INTEREST rates will rise ahead of the General Election amid concerns about house price inflation, according to new forecasts from a leading business group.
The employers’ organisation the CBI also warns the next Government will need to stick to plans to cut public spending to keep the economic recovery on track.
Recent Halifax data suggests house prices in Yorkshire have risen by 7.4 per cent in the last year while in London they have leapt by 15.5 per cent.
Critics of the Government have argued its Help to Buy scheme does not do enough to encourage the building of new homes and adds to the risk of a housing bubble.
Chancellor George Osborne has given the Bank of England’s Financial Policy Committee the role of reviewing the impact of Help to Buy.
CBI director-general John Cridland said: “We have to remain alert to the risks posed by unsustainable house price inflation, and the (Bank of England) Financial Policy Committee is poised to act when necessary,” he said.
“Housing has come back under the spotlight as annual house price inflation figures have reached double digits on some measures.

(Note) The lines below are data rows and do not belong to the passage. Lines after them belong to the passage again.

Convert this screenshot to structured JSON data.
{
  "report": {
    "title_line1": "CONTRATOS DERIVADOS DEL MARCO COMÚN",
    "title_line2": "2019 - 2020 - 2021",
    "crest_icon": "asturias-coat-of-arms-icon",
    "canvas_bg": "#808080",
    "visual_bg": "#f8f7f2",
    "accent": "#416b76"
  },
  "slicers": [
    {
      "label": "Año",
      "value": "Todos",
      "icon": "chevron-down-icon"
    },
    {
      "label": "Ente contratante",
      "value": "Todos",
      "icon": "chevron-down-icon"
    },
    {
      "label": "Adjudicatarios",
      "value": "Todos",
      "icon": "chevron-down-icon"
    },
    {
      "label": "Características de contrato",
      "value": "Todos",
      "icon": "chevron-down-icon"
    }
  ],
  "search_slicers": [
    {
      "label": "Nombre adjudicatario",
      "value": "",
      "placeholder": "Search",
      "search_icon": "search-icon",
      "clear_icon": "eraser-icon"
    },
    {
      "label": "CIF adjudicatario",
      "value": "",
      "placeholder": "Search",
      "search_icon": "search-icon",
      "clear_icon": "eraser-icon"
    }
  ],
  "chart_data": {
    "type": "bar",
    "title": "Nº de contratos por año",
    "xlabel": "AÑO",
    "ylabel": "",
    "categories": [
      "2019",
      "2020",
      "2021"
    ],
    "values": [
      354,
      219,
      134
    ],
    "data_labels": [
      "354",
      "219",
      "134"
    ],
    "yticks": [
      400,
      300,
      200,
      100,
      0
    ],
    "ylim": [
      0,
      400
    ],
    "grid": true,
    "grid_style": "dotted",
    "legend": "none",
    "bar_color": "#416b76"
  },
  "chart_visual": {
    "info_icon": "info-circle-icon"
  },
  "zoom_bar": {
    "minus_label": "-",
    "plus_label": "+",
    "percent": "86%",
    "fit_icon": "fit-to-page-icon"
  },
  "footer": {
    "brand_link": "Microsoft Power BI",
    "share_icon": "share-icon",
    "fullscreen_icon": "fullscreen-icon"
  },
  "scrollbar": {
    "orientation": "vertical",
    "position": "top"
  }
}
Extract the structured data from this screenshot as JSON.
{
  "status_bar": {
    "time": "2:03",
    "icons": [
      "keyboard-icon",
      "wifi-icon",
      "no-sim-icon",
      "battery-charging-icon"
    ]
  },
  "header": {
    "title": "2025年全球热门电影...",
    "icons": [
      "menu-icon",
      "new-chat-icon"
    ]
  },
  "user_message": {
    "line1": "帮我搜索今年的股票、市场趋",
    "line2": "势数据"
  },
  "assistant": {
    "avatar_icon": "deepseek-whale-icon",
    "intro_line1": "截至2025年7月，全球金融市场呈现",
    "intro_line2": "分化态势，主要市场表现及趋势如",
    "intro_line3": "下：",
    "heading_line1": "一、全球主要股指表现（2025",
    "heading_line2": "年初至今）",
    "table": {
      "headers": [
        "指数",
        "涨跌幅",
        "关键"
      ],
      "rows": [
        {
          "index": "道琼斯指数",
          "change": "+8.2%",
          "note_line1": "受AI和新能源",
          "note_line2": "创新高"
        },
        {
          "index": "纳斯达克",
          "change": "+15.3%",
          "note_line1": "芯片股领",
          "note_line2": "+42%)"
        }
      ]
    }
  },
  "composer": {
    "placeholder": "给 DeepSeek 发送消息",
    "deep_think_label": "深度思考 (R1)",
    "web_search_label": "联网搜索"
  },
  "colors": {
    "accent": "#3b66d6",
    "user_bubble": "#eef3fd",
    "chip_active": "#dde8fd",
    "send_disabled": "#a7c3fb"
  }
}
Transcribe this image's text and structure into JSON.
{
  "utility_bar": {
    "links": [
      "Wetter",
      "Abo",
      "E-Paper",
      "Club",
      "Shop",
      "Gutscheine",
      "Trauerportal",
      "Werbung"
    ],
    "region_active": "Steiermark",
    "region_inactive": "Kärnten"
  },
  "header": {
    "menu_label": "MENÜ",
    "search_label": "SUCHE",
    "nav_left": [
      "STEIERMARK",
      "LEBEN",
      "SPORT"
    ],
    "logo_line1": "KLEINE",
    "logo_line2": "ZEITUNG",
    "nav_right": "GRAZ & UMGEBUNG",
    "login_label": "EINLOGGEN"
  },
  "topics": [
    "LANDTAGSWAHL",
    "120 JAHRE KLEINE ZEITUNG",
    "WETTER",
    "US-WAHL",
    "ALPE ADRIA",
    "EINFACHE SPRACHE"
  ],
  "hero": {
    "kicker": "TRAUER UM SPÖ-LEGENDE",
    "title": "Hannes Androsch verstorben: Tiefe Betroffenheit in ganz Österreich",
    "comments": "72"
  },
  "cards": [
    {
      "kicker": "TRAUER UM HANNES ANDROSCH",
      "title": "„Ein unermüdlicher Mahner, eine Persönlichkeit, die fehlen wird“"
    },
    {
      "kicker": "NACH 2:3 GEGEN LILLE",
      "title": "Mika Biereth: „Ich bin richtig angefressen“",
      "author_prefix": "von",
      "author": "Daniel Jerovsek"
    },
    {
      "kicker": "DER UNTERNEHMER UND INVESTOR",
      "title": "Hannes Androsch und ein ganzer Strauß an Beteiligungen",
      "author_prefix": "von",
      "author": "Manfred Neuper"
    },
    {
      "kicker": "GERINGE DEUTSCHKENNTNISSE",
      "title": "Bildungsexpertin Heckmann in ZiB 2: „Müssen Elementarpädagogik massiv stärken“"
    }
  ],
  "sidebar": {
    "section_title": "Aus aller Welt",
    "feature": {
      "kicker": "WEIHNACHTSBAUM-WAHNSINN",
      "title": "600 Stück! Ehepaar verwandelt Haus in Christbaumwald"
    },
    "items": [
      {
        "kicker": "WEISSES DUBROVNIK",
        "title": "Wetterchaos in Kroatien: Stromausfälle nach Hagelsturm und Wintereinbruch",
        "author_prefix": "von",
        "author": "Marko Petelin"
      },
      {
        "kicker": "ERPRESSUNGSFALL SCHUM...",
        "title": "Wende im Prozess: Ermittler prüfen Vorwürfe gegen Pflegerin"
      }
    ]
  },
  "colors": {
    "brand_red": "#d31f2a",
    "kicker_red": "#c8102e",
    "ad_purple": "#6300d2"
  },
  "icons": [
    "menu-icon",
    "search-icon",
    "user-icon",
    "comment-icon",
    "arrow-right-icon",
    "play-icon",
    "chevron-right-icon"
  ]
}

“While housing transactions are still running almost 30 per cent below their last peak in 2006, they are picking up steadily.”
Although London house prices have risen 25 per cent above the 2008 peak, this has in part been fuelled by foreign cash buyers.
“Outside London, prices remain around two per cent below peak figures with an even greater difference when you move outside the South East,” he said.
The CBI previously predicted that the Bank would have to start raising rates in the third quarter of next year but has now brought that forward to the first quarter.
Mr Cridland declined to say whether the Government’s Help to Buy scheme - which offers guarantees so that people without large deposits can get mortgages - should be wound down.
But he suggested the initiative was only having a marginal impact on the market, with the overwhelming majority of purchases in which it is used taking place outside London.
He added that it was crucial for governments to focus on increasing housing supply.
The CBI’s assessment upgrades its growth forecast for 2014 from 2.4 to three per cent and from 2.5 to 2.7 per cent next year.
But it says political uncertainty remains a “major risk to the recovery” and parties needed to show they would “stick with what is working” after the election.
“That means the new government, of whatever colour, keeping the deficit reduction strategy on track,” chief policy director Katja Hall said.
“It must also tackle the UK’s economic challenges and not duck the tough decisions, such as reforming public services.
“Political positioning must not be allowed to stifle investment, whether it’s an unrealistic immigration target, unjustified interventions into specific markets, flirting with leaving the European Union, delaying vital long-term infrastructure projects or restricting labour market flexibility.
“Pre-election pledges should not deter overseas and home-grown investors and entrepreneurs, nor limit a future government’s ability to deliver prosperity in the UK.”
Ms Hall said the next government needed to commit to implementing the conclusions of the Davies Commission on how to increase aviation capacity.